Chris Poindexter

There were several announcements yesterday that could impact gold and silver prices going forward, but it’s hard to separate all those from the background noise of a resurgent euro. 

Gold powered higher by $17.78 to $1,620.38 and silver was up $0.44 to $27.74, raising the silver/gold ratio to 59. 

Wow, remember when we were plodding along, seemingly stuck in the $1,580 price range?  That was two days ago.  So why the big change? 

Several factors are at work in the current run up.  The first is that the selloff in commodities was, in my opinion, overdone.  The second, specific to gold, was the announcement of a new bullionvault in Hong Kong that will be big enough to hold over 1,000 metric tons. 

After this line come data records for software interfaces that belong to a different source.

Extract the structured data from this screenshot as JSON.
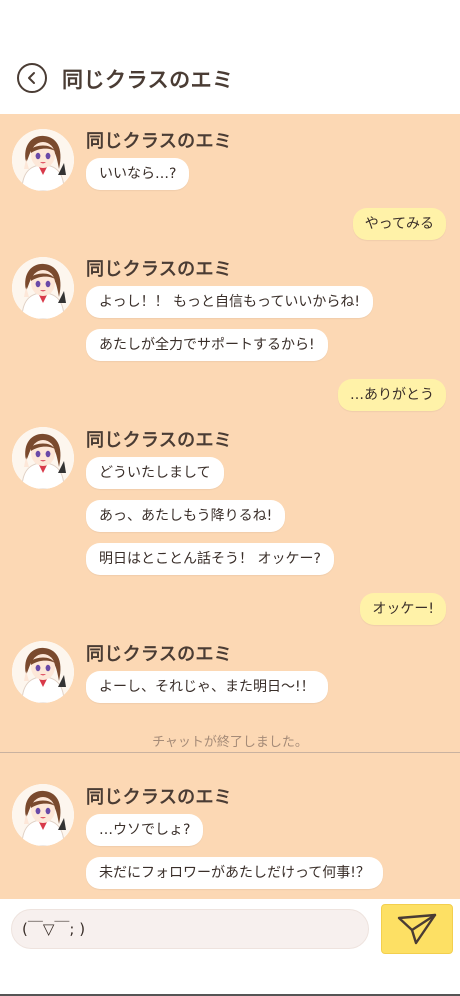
{
  "header": {
    "title": "同じクラスのエミ"
  },
  "sender_name": "同じクラスのエミ",
  "messages": [
    {
      "side": "left",
      "sender": "同じクラスのエミ",
      "lines": [
        "いいなら…?"
      ]
    },
    {
      "side": "right",
      "text": "やってみる"
    },
    {
      "side": "left",
      "sender": "同じクラスのエミ",
      "lines": [
        "よっし！！ もっと自信もっていいからね!",
        "あたしが全力でサポートするから!"
      ]
    },
    {
      "side": "right",
      "text": "…ありがとう"
    },
    {
      "side": "left",
      "sender": "同じクラスのエミ",
      "lines": [
        "どういたしまして",
        "あっ、あたしもう降りるね!",
        "明日はとことん話そう！ オッケー?"
      ]
    },
    {
      "side": "right",
      "text": "オッケー!"
    },
    {
      "side": "left",
      "sender": "同じクラスのエミ",
      "lines": [
        "よーし、それじゃ、また明日～!！"
      ]
    },
    {
      "side": "left",
      "sender": "同じクラスのエミ",
      "lines": [
        "…ウソでしょ?",
        "未だにフォロワーがあたしだけって何事!？"
      ]
    }
  ],
  "system": {
    "chat_ended": "チャットが終了しました。"
  },
  "input": {
    "value": "(￣▽￣; )"
  },
  "icons": {
    "back": "chevron-left-icon",
    "send": "paper-plane-icon"
  },
  "colors": {
    "chat_bg": "#fcd8b4",
    "reply_bubble": "#fff2a8",
    "send_button": "#fde064"
  }
}
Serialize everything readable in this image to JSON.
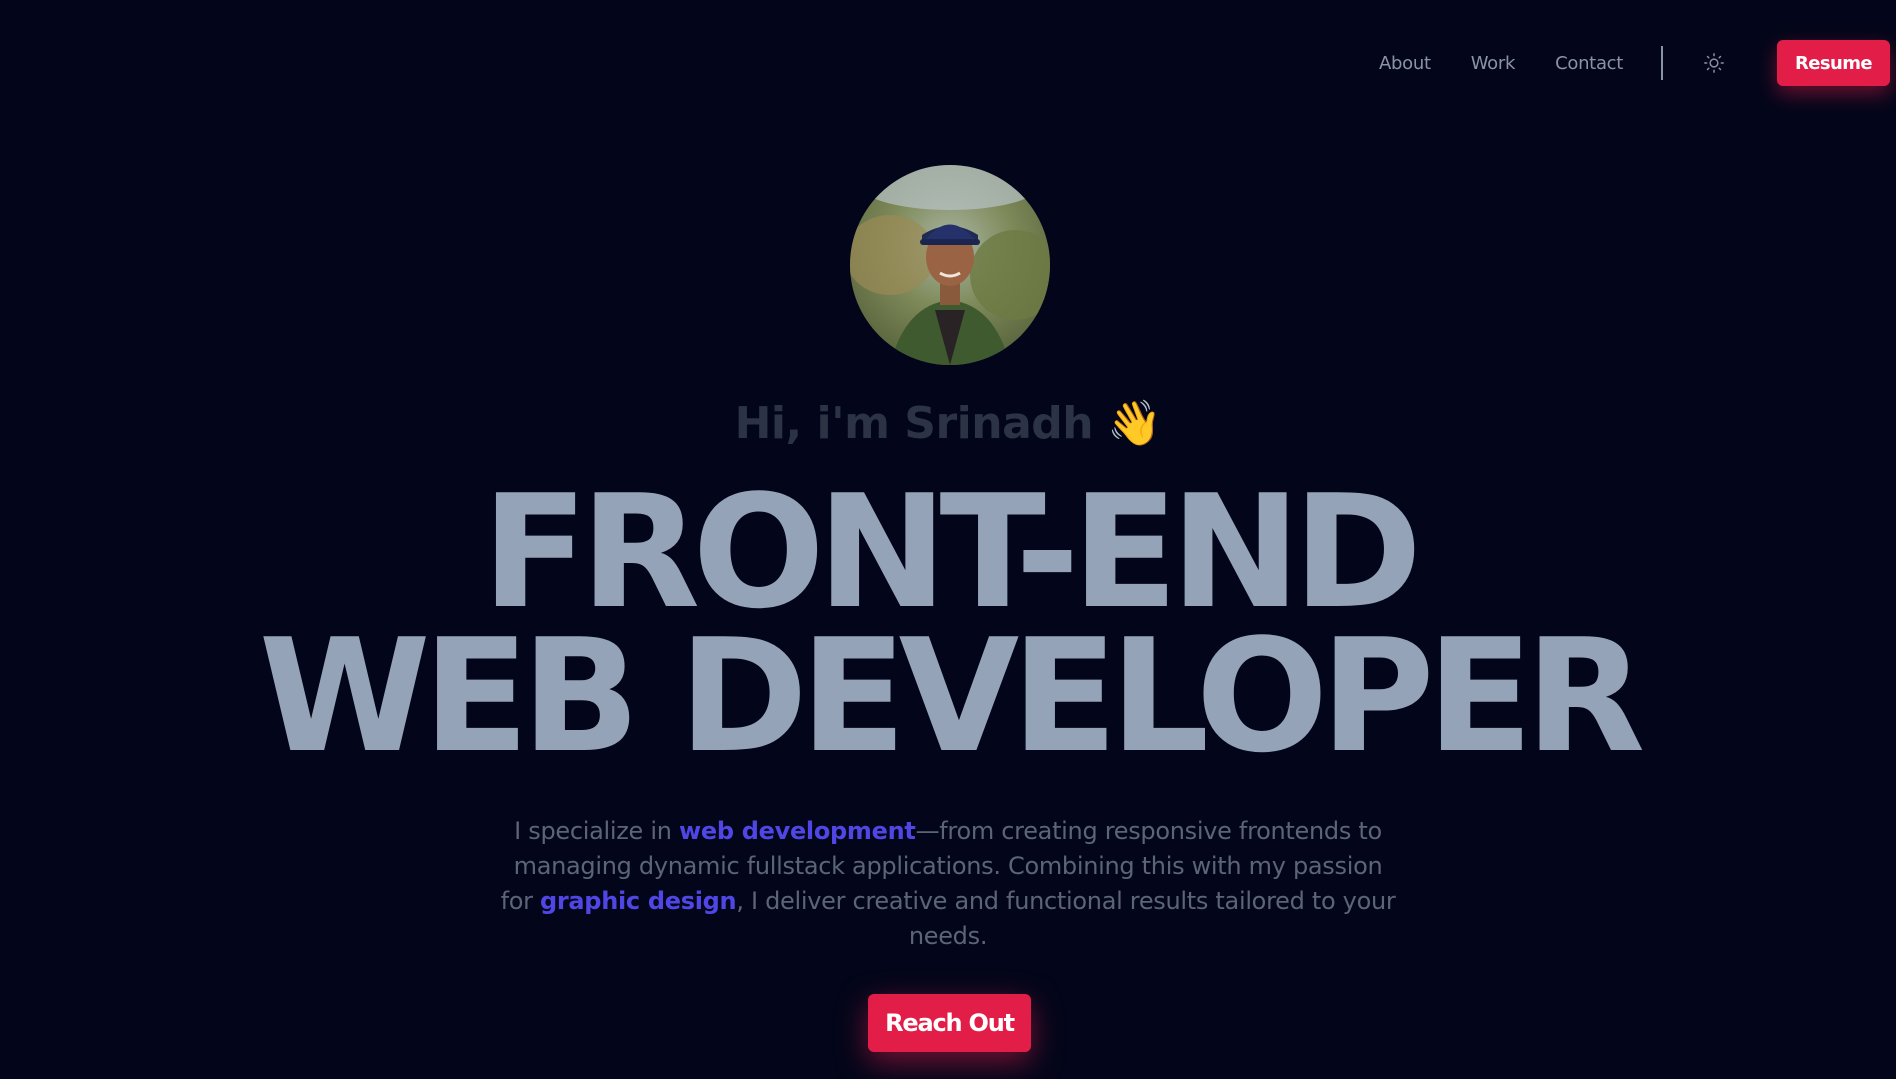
{
  "nav": {
    "links": [
      "About",
      "Work",
      "Contact"
    ],
    "theme_toggle_icon": "sun-icon",
    "resume_label": "Resume"
  },
  "hero": {
    "greeting": "Hi, i'm Srinadh",
    "wave_emoji": "👋",
    "headline_line1": "FRONT-END",
    "headline_line2": "WEB DEVELOPER",
    "description": {
      "part1": "I specialize in ",
      "highlight1": "web development",
      "part2": "—from creating responsive frontends to managing dynamic fullstack applications. Combining this with my passion for ",
      "highlight2": "graphic design",
      "part3": ", I deliver creative and functional results tailored to your needs."
    },
    "cta_label": "Reach Out"
  },
  "colors": {
    "background": "#03061a",
    "accent": "#e11d48",
    "highlight": "#4f46e5",
    "headline": "#94a3b8"
  }
}
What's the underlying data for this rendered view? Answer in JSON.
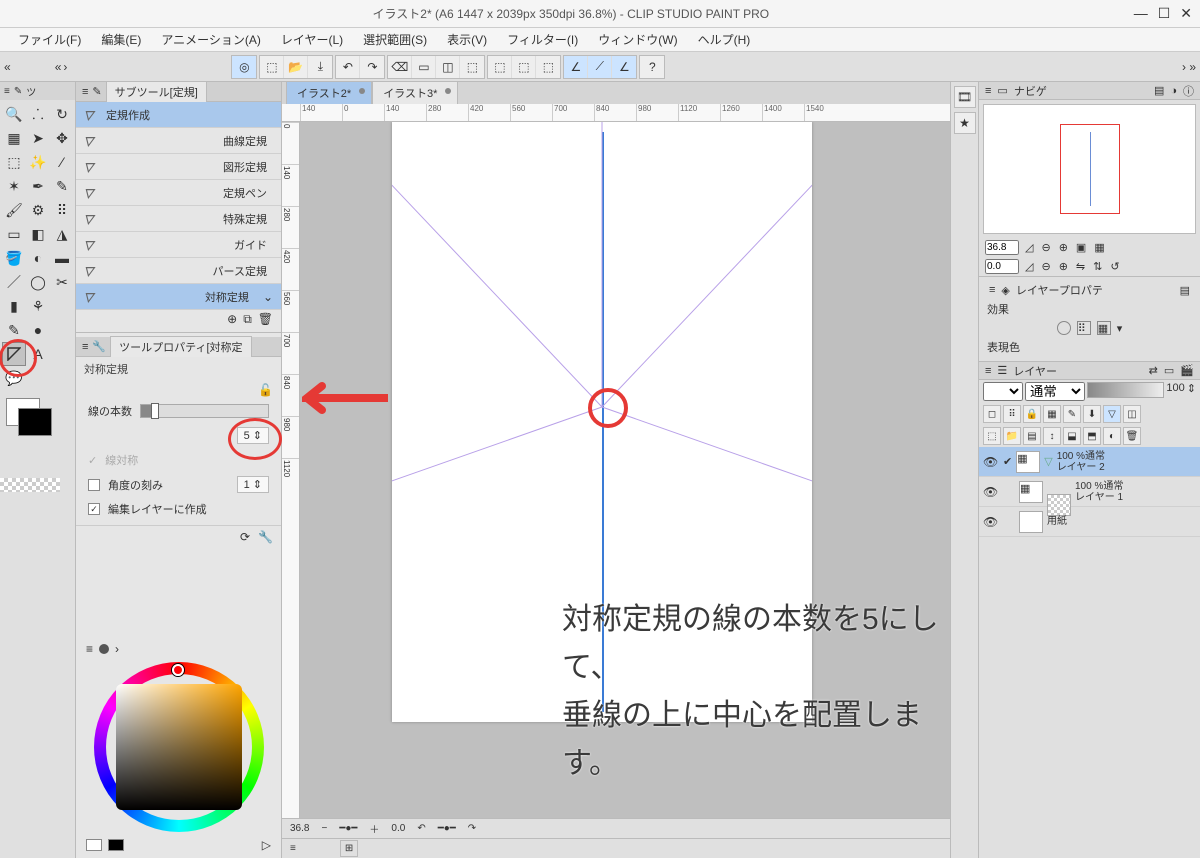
{
  "title": "イラスト2* (A6 1447 x 2039px 350dpi 36.8%)  -  CLIP STUDIO PAINT PRO",
  "menu": [
    "ファイル(F)",
    "編集(E)",
    "アニメーション(A)",
    "レイヤー(L)",
    "選択範囲(S)",
    "表示(V)",
    "フィルター(I)",
    "ウィンドウ(W)",
    "ヘルプ(H)"
  ],
  "docTabs": [
    {
      "label": "イラスト2*",
      "active": true
    },
    {
      "label": "イラスト3*",
      "active": false
    }
  ],
  "hRuler": [
    "140",
    "0",
    "140",
    "280",
    "420",
    "560",
    "700",
    "840",
    "980",
    "1120",
    "1260",
    "1400",
    "1540"
  ],
  "vRuler": [
    "0",
    "140",
    "280",
    "420",
    "560",
    "700",
    "840",
    "980",
    "1120"
  ],
  "subtool": {
    "title": "サブツール[定規]",
    "items": [
      {
        "label": "定規作成",
        "align": "left",
        "selected": true
      },
      {
        "label": "曲線定規",
        "selected": false
      },
      {
        "label": "図形定規",
        "selected": false
      },
      {
        "label": "定規ペン",
        "selected": false
      },
      {
        "label": "特殊定規",
        "selected": false
      },
      {
        "label": "ガイド",
        "selected": false
      },
      {
        "label": "パース定規",
        "selected": false
      },
      {
        "label": "対称定規",
        "selected": true
      }
    ]
  },
  "toolprop": {
    "title": "ツールプロパティ[対称定",
    "heading": "対称定規",
    "lines_label": "線の本数",
    "lines_value": "5",
    "linesym_label": "線対称",
    "angle_label": "角度の刻み",
    "angle_value": "1",
    "create_label": "編集レイヤーに作成"
  },
  "nav": {
    "title": "ナビゲ",
    "zoom": "36.8",
    "rot": "0.0"
  },
  "layerprop": {
    "title": "レイヤープロパテ",
    "effect": "効果",
    "expr": "表現色"
  },
  "layers": {
    "title": "レイヤー",
    "blend": "通常",
    "opacity": "100",
    "items": [
      {
        "name": "100 %通常",
        "sub": "レイヤー 2",
        "selected": true,
        "icon": "ruler"
      },
      {
        "name": "100 %通常",
        "sub": "レイヤー 1",
        "selected": false,
        "icon": "normal"
      },
      {
        "name": "用紙",
        "sub": "",
        "selected": false,
        "icon": "paper"
      }
    ]
  },
  "status": {
    "zoom": "36.8",
    "x": "0.0"
  },
  "caption": {
    "line1": "対称定規の線の本数を5にして、",
    "line2": "垂線の上に中心を配置します。"
  }
}
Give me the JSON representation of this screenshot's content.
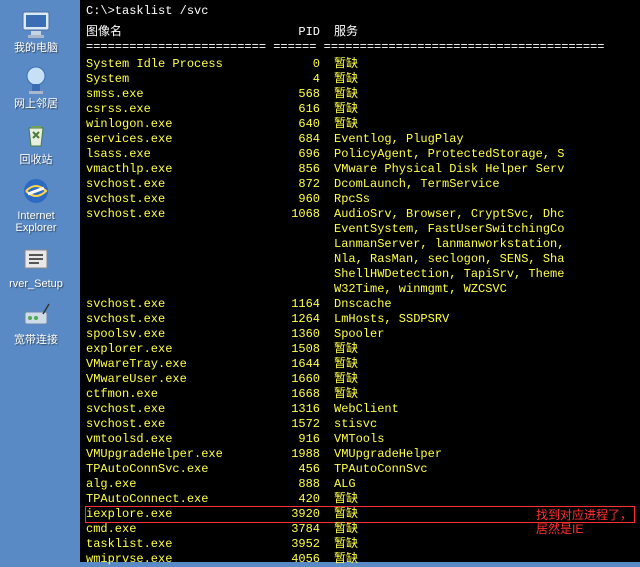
{
  "desktop": {
    "icons": [
      {
        "name": "my-computer",
        "label": "我的电脑",
        "glyph": "computer"
      },
      {
        "name": "network-places",
        "label": "网上邻居",
        "glyph": "network"
      },
      {
        "name": "recycle-bin",
        "label": "回收站",
        "glyph": "recycle"
      },
      {
        "name": "internet-explorer",
        "label": "Internet Explorer",
        "glyph": "ie"
      },
      {
        "name": "server-setup",
        "label": "rver_Setup",
        "glyph": "setup"
      },
      {
        "name": "broadband",
        "label": "宽带连接",
        "glyph": "modem"
      }
    ]
  },
  "terminal": {
    "command": "C:\\>tasklist /svc",
    "headers": {
      "image": "图像名",
      "pid": "PID",
      "service": "服务"
    },
    "divider": "========================= ====== =======================================",
    "rows": [
      {
        "image": "System Idle Process",
        "pid": "0",
        "svc": "暂缺"
      },
      {
        "image": "System",
        "pid": "4",
        "svc": "暂缺"
      },
      {
        "image": "smss.exe",
        "pid": "568",
        "svc": "暂缺"
      },
      {
        "image": "csrss.exe",
        "pid": "616",
        "svc": "暂缺"
      },
      {
        "image": "winlogon.exe",
        "pid": "640",
        "svc": "暂缺"
      },
      {
        "image": "services.exe",
        "pid": "684",
        "svc": "Eventlog, PlugPlay"
      },
      {
        "image": "lsass.exe",
        "pid": "696",
        "svc": "PolicyAgent, ProtectedStorage, S"
      },
      {
        "image": "vmacthlp.exe",
        "pid": "856",
        "svc": "VMware Physical Disk Helper Serv"
      },
      {
        "image": "svchost.exe",
        "pid": "872",
        "svc": "DcomLaunch, TermService"
      },
      {
        "image": "svchost.exe",
        "pid": "960",
        "svc": "RpcSs"
      },
      {
        "image": "svchost.exe",
        "pid": "1068",
        "svc": "AudioSrv, Browser, CryptSvc, Dhc"
      },
      {
        "image": "",
        "pid": "",
        "svc": "EventSystem, FastUserSwitchingCo"
      },
      {
        "image": "",
        "pid": "",
        "svc": "LanmanServer, lanmanworkstation,"
      },
      {
        "image": "",
        "pid": "",
        "svc": "Nla, RasMan, seclogon, SENS, Sha"
      },
      {
        "image": "",
        "pid": "",
        "svc": "ShellHWDetection, TapiSrv, Theme"
      },
      {
        "image": "",
        "pid": "",
        "svc": "W32Time, winmgmt, WZCSVC"
      },
      {
        "image": "svchost.exe",
        "pid": "1164",
        "svc": "Dnscache"
      },
      {
        "image": "svchost.exe",
        "pid": "1264",
        "svc": "LmHosts, SSDPSRV"
      },
      {
        "image": "spoolsv.exe",
        "pid": "1360",
        "svc": "Spooler"
      },
      {
        "image": "explorer.exe",
        "pid": "1508",
        "svc": "暂缺"
      },
      {
        "image": "VMwareTray.exe",
        "pid": "1644",
        "svc": "暂缺"
      },
      {
        "image": "VMwareUser.exe",
        "pid": "1660",
        "svc": "暂缺"
      },
      {
        "image": "ctfmon.exe",
        "pid": "1668",
        "svc": "暂缺"
      },
      {
        "image": "svchost.exe",
        "pid": "1316",
        "svc": "WebClient"
      },
      {
        "image": "svchost.exe",
        "pid": "1572",
        "svc": "stisvc"
      },
      {
        "image": "vmtoolsd.exe",
        "pid": "916",
        "svc": "VMTools"
      },
      {
        "image": "VMUpgradeHelper.exe",
        "pid": "1988",
        "svc": "VMUpgradeHelper"
      },
      {
        "image": "TPAutoConnSvc.exe",
        "pid": "456",
        "svc": "TPAutoConnSvc"
      },
      {
        "image": "alg.exe",
        "pid": "888",
        "svc": "ALG"
      },
      {
        "image": "TPAutoConnect.exe",
        "pid": "420",
        "svc": "暂缺"
      },
      {
        "image": "iexplore.exe",
        "pid": "3920",
        "svc": "暂缺",
        "highlight": true
      },
      {
        "image": "cmd.exe",
        "pid": "3784",
        "svc": "暂缺"
      },
      {
        "image": "tasklist.exe",
        "pid": "3952",
        "svc": "暂缺"
      },
      {
        "image": "wmiprvse.exe",
        "pid": "4056",
        "svc": "暂缺"
      }
    ],
    "annotation": "找到对应进程了，居然是IE"
  }
}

A new gold storage vault in Hong Kong signals that Asian demand for gold remains healthy, even if it is slowing slightly from the previous 10 years.  The World Gold Council still expects Chinese demand for gold to increase 13 percent to 870 tons this year, an estimate that is actually lower than previous projections. 

The biggest factor impacting gold in the short-term is the recent announcement by the European Central Bank that it will do whatever is necessary to keep the European Union together.  In its current situation that means the ECB is prepared to supply virtually unlimited support to Spanish and Italian banks to help them over the current crisis.  Unlimited support means printing an unlimited supply of euros. 

Oddly, this strange bit of news propelled the euro higher against the dollar, which sort of blows a hole in the notion that markets are always rational.  More likely it simply means that investors believe that a united Europe will collectively perform better than the dilution of its currency will hurt them. 

One of the insidious aspects of currency dilution is that it can take a long time to manifest itself in reduced purchasing power.  It’s a good deal for governments and central banks because when they create fiat currency out of nothing they get to spend the full face value of the currency they create.  Currency dilution is in fact extracting value from the entire economic system by spreading the loss over a very large number of institutions and individuals. 

Hopefully you locked in your buy prices on gold before the recent run up as there will be increased volatility in the markets until all this good news sorts itself out. 


Chris Poindexter

Chris Poindexter is a senior writer for National Gold Group.